Computer Glitch Strands 20,000 at L.A. Airport

APSalvador Guerrero waiting for his wife to exit customs at Los Angeles International Airport on Saturday afternoon.
LOS ANGELES -- More than 20,000 international passengers were stranded for hours at Los Angeles International Airport on Saturday, waiting on airplanes and in packed customs halls while a malfunctioning computer system prevented U.S. officials from processing the travelers' entry into the country.

The U.S. Customs and Border Protection computer system went down around 2 p.m., forcing some planes to sit on the tarmac for so long that workers had to refuel them to keep their power units and air conditioning systems running. Maintenance workers ran trucks around the airport hooking up tubes to service lavatories.

Just after midnight Saturday, Tom Winfrey, a spokesman for Los Angeles World Airports, said the computer system was up and running. And at 2:10 a.m., customs spokesman Michael Fleming said only one flight remained to be processed.

"This is probably one of the worst days we've had. I've been with the agency for 30 years, and I've never seen the system go down and stay down for as long as it did," said Peter Gordon, acting port director for customs.

The system maintains a list of people who should be subject to secondary searches upon entering the country, Fleming said.

"The vast majority of people" do not pose a security threat, "but it only takes one," he said. "Obviously a lot of innocent folks have been detained, and it is regrettable."

Some of the delays rivaled the worst incidents of last winter, when severe weather left thousands of passengers languishing for up to nine hours on American Airlines and JetBlue planes.

Sals Farsi, 39, his wife and three children spent seven hours waiting to get off a flight from Cabo San Lucas late Saturday night. They said they received formula for their 6-month-old when the captain radioed the terminal for it. "This was crazy," he said.

When passengers emerged from planes tired and bleary eyed, they found most restaurants in the Bradley terminal closed or running low on food. The few restaurants still open had long lines of 30 to 40 people.

Paul Gysels, 60, of San Francisco, was loading up on beef jerky and Hershey's chocolate bars at a newsstand. He had just spent five hours on the tarmac after a flight from La Paz.

Even when he got off the flight, his troubles continued. He learned he had missed the last flight from Los Angeles to San Francisco. "Nobody's going to make it out of L.A. before me."

On a British Airways flight from London that had been stuck at its gate for more than three hours, passengers "actually are being very patient," said Ventura resident Mel Swope, who was returning with his wife, Judie, from their second home in Alet les Bains, France.

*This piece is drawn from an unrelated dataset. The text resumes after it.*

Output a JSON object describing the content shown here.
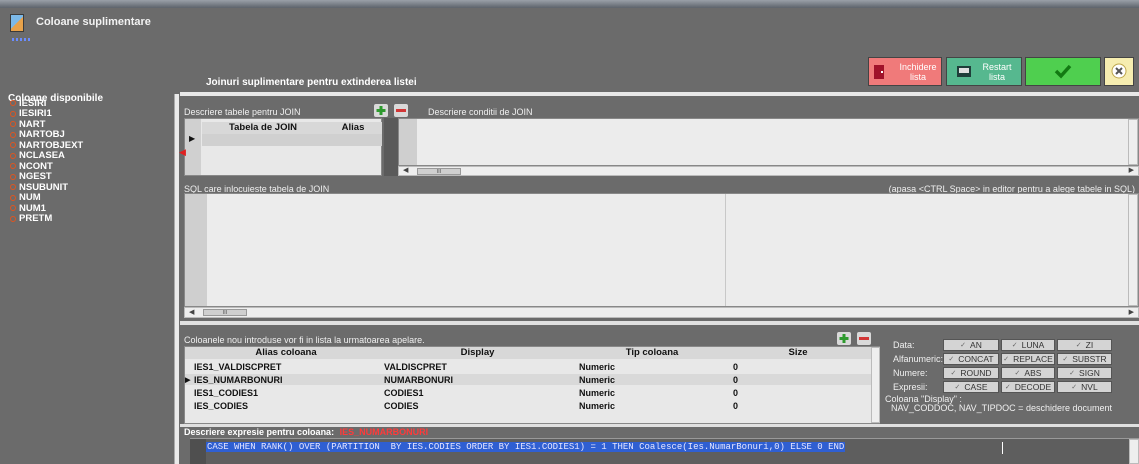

Speaking from the plane, Swope added: "They're talking on cell phones to family and friends. But the natives are getting restless. People are missing connections."

Coffee, soft drinks and water helped mollify passengers aboard an Alaska Airlines flight from La Paz, Mexico.

"People are pretty positive about it-- they realize these things happen," said Kelly Henderson, a high school math teacher from Lawndale who had been stuck on the tarmac for several hours. "Everyone's been behaving well."

But in the inspection area inside the Bradley terminal, an estimated 1,000 passengers quickly emptied the vending machines and no water was available for at least four hours, an airport employee said. By the time water arrived, children and elderly passengers were lying on the floor showing signs of dehydration. Water fountains were not accessible due to renovations in the terminal, and the only air conditioning was provided by three industrial fans with limited range, he said.

Three people were transported to local hospitals after they fell ill from waiting so long in the terminals, the Los Angeles City Fire Department said.

The system serves five airport terminals that handle incoming international flights, said Nancy Castles, a spokeswoman for Los Angeles World Airports. Airport and customs officials offered conflicting numbers of how many people were affected by the computer malfunction. Winfrey, of the airport, said about 11,000 people were directly affected; customs officials put that number at 20,000.

By 10 p.m., customs officials estimated that 8,100 people were waiting on planes. Computers were functioning normally at three smaller terminals, but at Bradley, a backup system was running well below normal capacity.

Customs officials were processing about 1,500 incoming passengers an hour; normally they process 2,800.

By late evening, officials moved some passengers to domestic terminals while they waited to be processed through customs.

Airlines send customs a list of all the passengers bound for the United States on international flights, and the federal agency combs through those lists to see whether any travelers have been flagged by the Department of Homeland Security for special screening. With the computers down, customs cannot access that list, Fleming said.